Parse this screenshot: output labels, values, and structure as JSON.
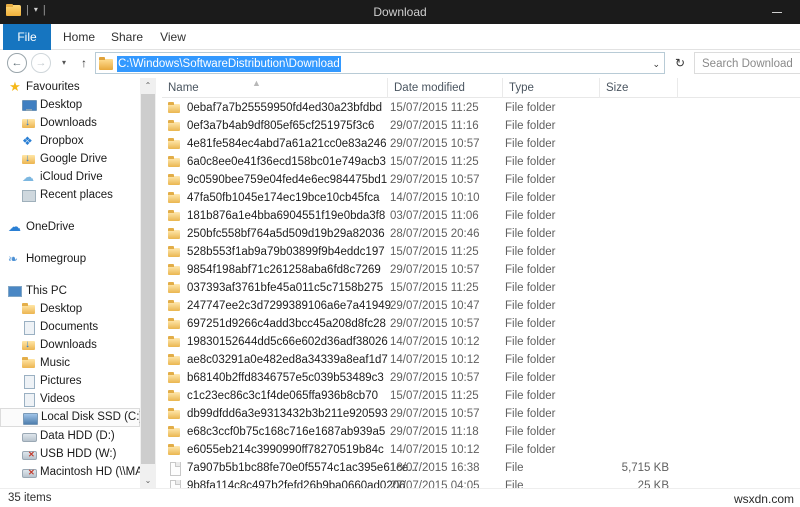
{
  "window": {
    "title": "Download",
    "minimize_label": "minimize",
    "quick_access_separator": "|",
    "quick_access_caret": "▾"
  },
  "ribbon": {
    "tabs": [
      {
        "label": "File",
        "active": true
      },
      {
        "label": "Home",
        "active": false
      },
      {
        "label": "Share",
        "active": false
      },
      {
        "label": "View",
        "active": false
      }
    ]
  },
  "navbar": {
    "back_icon": "←",
    "forward_icon": "→",
    "recent_icon": "▾",
    "up_icon": "↑",
    "address_value": "C:\\Windows\\SoftwareDistribution\\Download",
    "address_dropdown_icon": "⌄",
    "refresh_icon": "↻",
    "search_placeholder": "Search Download"
  },
  "sidebar": {
    "groups": [
      {
        "header": {
          "label": "Favourites",
          "icon": "star-icon",
          "icon_class": "ic-star"
        },
        "items": [
          {
            "label": "Desktop",
            "icon": "desktop-icon",
            "icon_class": "ic-monitor"
          },
          {
            "label": "Downloads",
            "icon": "downloads-folder-icon",
            "icon_class": "ic-dl"
          },
          {
            "label": "Dropbox",
            "icon": "dropbox-icon",
            "icon_class": "ic-dropbox",
            "glyph": "❖"
          },
          {
            "label": "Google Drive",
            "icon": "google-drive-folder-icon",
            "icon_class": "ic-dl"
          },
          {
            "label": "iCloud Drive",
            "icon": "icloud-icon",
            "icon_class": "ic-cloud",
            "glyph": "☁"
          },
          {
            "label": "Recent places",
            "icon": "recent-places-icon",
            "icon_class": "ic-recent"
          }
        ]
      },
      {
        "header": {
          "label": "OneDrive",
          "icon": "onedrive-icon",
          "icon_class": "ic-onedrive",
          "glyph": "☁"
        },
        "items": []
      },
      {
        "header": {
          "label": "Homegroup",
          "icon": "homegroup-icon",
          "icon_class": "ic-home",
          "glyph": "❧"
        },
        "items": []
      },
      {
        "header": {
          "label": "This PC",
          "icon": "this-pc-icon",
          "icon_class": "ic-pc"
        },
        "items": [
          {
            "label": "Desktop",
            "icon": "desktop-folder-icon",
            "icon_class": "ic-folder"
          },
          {
            "label": "Documents",
            "icon": "documents-folder-icon",
            "icon_class": "ic-doc"
          },
          {
            "label": "Downloads",
            "icon": "downloads-folder-icon",
            "icon_class": "ic-dl"
          },
          {
            "label": "Music",
            "icon": "music-folder-icon",
            "icon_class": "ic-folder"
          },
          {
            "label": "Pictures",
            "icon": "pictures-folder-icon",
            "icon_class": "ic-doc"
          },
          {
            "label": "Videos",
            "icon": "videos-folder-icon",
            "icon_class": "ic-doc"
          },
          {
            "label": "Local Disk SSD (C:)",
            "icon": "local-disk-icon",
            "icon_class": "ic-hddc",
            "selected": true
          },
          {
            "label": "Data HDD (D:)",
            "icon": "hard-drive-icon",
            "icon_class": "ic-hdd"
          },
          {
            "label": "USB HDD (W:)",
            "icon": "usb-drive-disconnected-icon",
            "icon_class": "ic-usb"
          },
          {
            "label": "Macintosh HD (\\\\MA",
            "icon": "network-drive-icon",
            "icon_class": "ic-usb"
          }
        ]
      }
    ],
    "scroll_up_icon": "⌃",
    "scroll_down_icon": "⌄"
  },
  "filelist": {
    "columns": [
      {
        "label": "Name",
        "sorted": true,
        "sort_icon": "▲"
      },
      {
        "label": "Date modified"
      },
      {
        "label": "Type"
      },
      {
        "label": "Size"
      }
    ],
    "rows": [
      {
        "name": "0ebaf7a7b25559950fd4ed30a23bfdbd",
        "date": "15/07/2015 11:25",
        "type": "File folder",
        "size": "",
        "kind": "folder"
      },
      {
        "name": "0ef3a7b4ab9df805ef65cf251975f3c6",
        "date": "29/07/2015 11:16",
        "type": "File folder",
        "size": "",
        "kind": "folder"
      },
      {
        "name": "4e81fe584ec4abd7a61a21cc0e83a246",
        "date": "29/07/2015 10:57",
        "type": "File folder",
        "size": "",
        "kind": "folder"
      },
      {
        "name": "6a0c8ee0e41f36ecd158bc01e749acb3",
        "date": "15/07/2015 11:25",
        "type": "File folder",
        "size": "",
        "kind": "folder"
      },
      {
        "name": "9c0590bee759e04fed4e6ec984475bd1",
        "date": "29/07/2015 10:57",
        "type": "File folder",
        "size": "",
        "kind": "folder"
      },
      {
        "name": "47fa50fb1045e174ec19bce10cb45fca",
        "date": "14/07/2015 10:10",
        "type": "File folder",
        "size": "",
        "kind": "folder"
      },
      {
        "name": "181b876a1e4bba6904551f19e0bda3f8",
        "date": "03/07/2015 11:06",
        "type": "File folder",
        "size": "",
        "kind": "folder"
      },
      {
        "name": "250bfc558bf764a5d509d19b29a82036",
        "date": "28/07/2015 20:46",
        "type": "File folder",
        "size": "",
        "kind": "folder"
      },
      {
        "name": "528b553f1ab9a79b03899f9b4eddc197",
        "date": "15/07/2015 11:25",
        "type": "File folder",
        "size": "",
        "kind": "folder"
      },
      {
        "name": "9854f198abf71c261258aba6fd8c7269",
        "date": "29/07/2015 10:57",
        "type": "File folder",
        "size": "",
        "kind": "folder"
      },
      {
        "name": "037393af3761bfe45a011c5c7158b275",
        "date": "15/07/2015 11:25",
        "type": "File folder",
        "size": "",
        "kind": "folder"
      },
      {
        "name": "247747ee2c3d7299389106a6e7a41949",
        "date": "29/07/2015 10:47",
        "type": "File folder",
        "size": "",
        "kind": "folder"
      },
      {
        "name": "697251d9266c4add3bcc45a208d8fc28",
        "date": "29/07/2015 10:57",
        "type": "File folder",
        "size": "",
        "kind": "folder"
      },
      {
        "name": "19830152644dd5c66e602d36adf38026",
        "date": "14/07/2015 10:12",
        "type": "File folder",
        "size": "",
        "kind": "folder"
      },
      {
        "name": "ae8c03291a0e482ed8a34339a8eaf1d7",
        "date": "14/07/2015 10:12",
        "type": "File folder",
        "size": "",
        "kind": "folder"
      },
      {
        "name": "b68140b2ffd8346757e5c039b53489c3",
        "date": "29/07/2015 10:57",
        "type": "File folder",
        "size": "",
        "kind": "folder"
      },
      {
        "name": "c1c23ec86c3c1f4de065ffa936b8cb70",
        "date": "15/07/2015 11:25",
        "type": "File folder",
        "size": "",
        "kind": "folder"
      },
      {
        "name": "db99dfdd6a3e9313432b3b211e920593",
        "date": "29/07/2015 10:57",
        "type": "File folder",
        "size": "",
        "kind": "folder"
      },
      {
        "name": "e68c3ccf0b75c168c716e1687ab939a5",
        "date": "29/07/2015 11:18",
        "type": "File folder",
        "size": "",
        "kind": "folder"
      },
      {
        "name": "e6055eb214c3990990ff78270519b84c",
        "date": "14/07/2015 10:12",
        "type": "File folder",
        "size": "",
        "kind": "folder"
      },
      {
        "name": "7a907b5b1bc88fe70e0f5574c1ac395e61ce...",
        "date": "18/07/2015 16:38",
        "type": "File",
        "size": "5,715 KB",
        "kind": "file"
      },
      {
        "name": "9b8fa114c8c497b2fefd26b9ba0660ad0206",
        "date": "27/07/2015 04:05",
        "type": "File",
        "size": "25 KB",
        "kind": "file"
      }
    ]
  },
  "statusbar": {
    "item_count": "35 items"
  },
  "watermark": {
    "text": "wsxdn.com"
  }
}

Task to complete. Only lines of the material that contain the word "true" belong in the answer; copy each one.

Exercise solution.
        "active": true
            "selected": true
        "sorted": true,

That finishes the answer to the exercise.